╭─ Source material

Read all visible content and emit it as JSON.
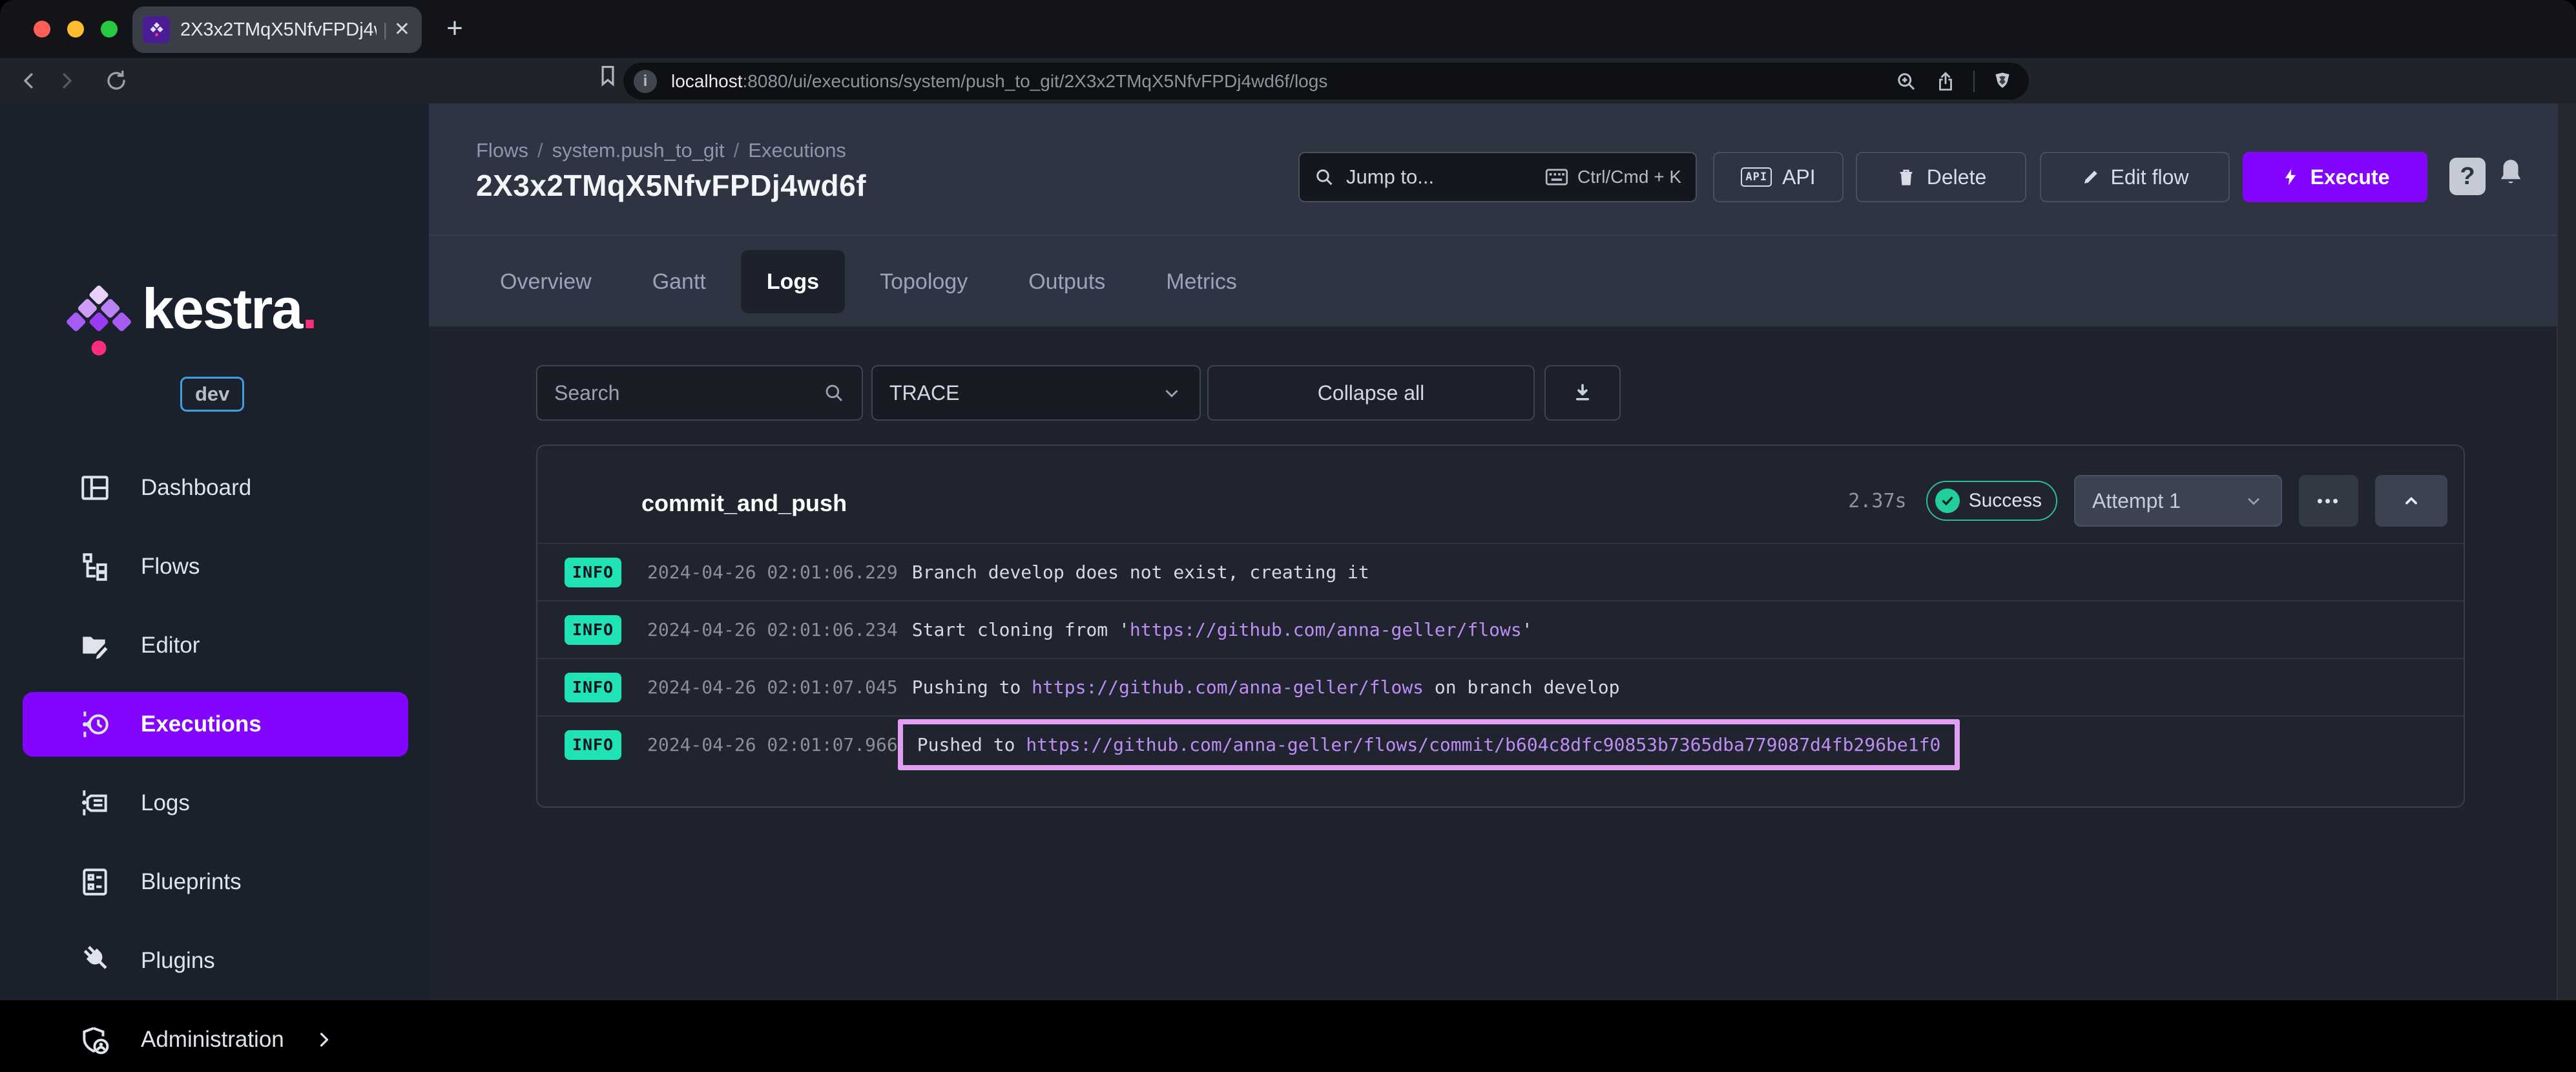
{
  "browser": {
    "tab_title": "2X3x2TMqX5NfvFPDj4wd6f",
    "url_host": "localhost",
    "url_path": ":8080/ui/executions/system/push_to_git/2X3x2TMqX5NfvFPDj4wd6f/logs"
  },
  "sidebar": {
    "logo_text": "kestra",
    "logo_dot": ".",
    "env_badge": "dev",
    "items": [
      {
        "label": "Dashboard",
        "icon": "dashboard",
        "active": false
      },
      {
        "label": "Flows",
        "icon": "flows",
        "active": false
      },
      {
        "label": "Editor",
        "icon": "editor",
        "active": false
      },
      {
        "label": "Executions",
        "icon": "executions",
        "active": true
      },
      {
        "label": "Logs",
        "icon": "logs",
        "active": false
      },
      {
        "label": "Blueprints",
        "icon": "blueprints",
        "active": false
      },
      {
        "label": "Plugins",
        "icon": "plugins",
        "active": false
      },
      {
        "label": "Administration",
        "icon": "administration",
        "active": false,
        "chevron": true
      }
    ]
  },
  "header": {
    "breadcrumb": [
      "Flows",
      "system.push_to_git",
      "Executions"
    ],
    "title": "2X3x2TMqX5NfvFPDj4wd6f",
    "jump_placeholder": "Jump to...",
    "jump_shortcut": "Ctrl/Cmd + K",
    "api_label": "API",
    "delete_label": "Delete",
    "edit_flow_label": "Edit flow",
    "execute_label": "Execute",
    "help_glyph": "?"
  },
  "tabs": [
    {
      "label": "Overview",
      "active": false
    },
    {
      "label": "Gantt",
      "active": false
    },
    {
      "label": "Logs",
      "active": true
    },
    {
      "label": "Topology",
      "active": false
    },
    {
      "label": "Outputs",
      "active": false
    },
    {
      "label": "Metrics",
      "active": false
    }
  ],
  "filters": {
    "search_placeholder": "Search",
    "level_value": "TRACE",
    "collapse_all_label": "Collapse all"
  },
  "task": {
    "name": "commit_and_push",
    "duration": "2.37s",
    "status": "Success",
    "attempt": "Attempt 1",
    "more_glyph": "•••"
  },
  "logs": [
    {
      "level": "INFO",
      "timestamp": "2024-04-26 02:01:06.229",
      "highlighted": false,
      "parts": [
        {
          "t": "Branch develop does not exist, creating it",
          "link": false
        }
      ]
    },
    {
      "level": "INFO",
      "timestamp": "2024-04-26 02:01:06.234",
      "highlighted": false,
      "parts": [
        {
          "t": "Start cloning from '",
          "link": false
        },
        {
          "t": "https://github.com/anna-geller/flows",
          "link": true
        },
        {
          "t": "'",
          "link": false
        }
      ]
    },
    {
      "level": "INFO",
      "timestamp": "2024-04-26 02:01:07.045",
      "highlighted": false,
      "parts": [
        {
          "t": "Pushing to ",
          "link": false
        },
        {
          "t": "https://github.com/anna-geller/flows",
          "link": true
        },
        {
          "t": " on branch develop",
          "link": false
        }
      ]
    },
    {
      "level": "INFO",
      "timestamp": "2024-04-26 02:01:07.966",
      "highlighted": true,
      "parts": [
        {
          "t": "Pushed to ",
          "link": false
        },
        {
          "t": "https://github.com/anna-geller/flows/commit/b604c8dfc90853b7365dba779087d4fb296be1f0",
          "link": true
        }
      ]
    }
  ],
  "colors": {
    "accent_purple": "#8405ff",
    "success_teal": "#21ce9c",
    "info_badge": "#1fe3b4",
    "link_purple": "#bd8df5",
    "highlight_border": "#e09ff1",
    "logo_pink": "#fa2e7c",
    "env_badge_border": "#3f9fd8"
  }
}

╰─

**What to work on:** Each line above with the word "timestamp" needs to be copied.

**Solution to this task:**
      "timestamp": "2024-04-26 02:01:06.229",
      "timestamp": "2024-04-26 02:01:06.234",
      "timestamp": "2024-04-26 02:01:07.045",
      "timestamp": "2024-04-26 02:01:07.966",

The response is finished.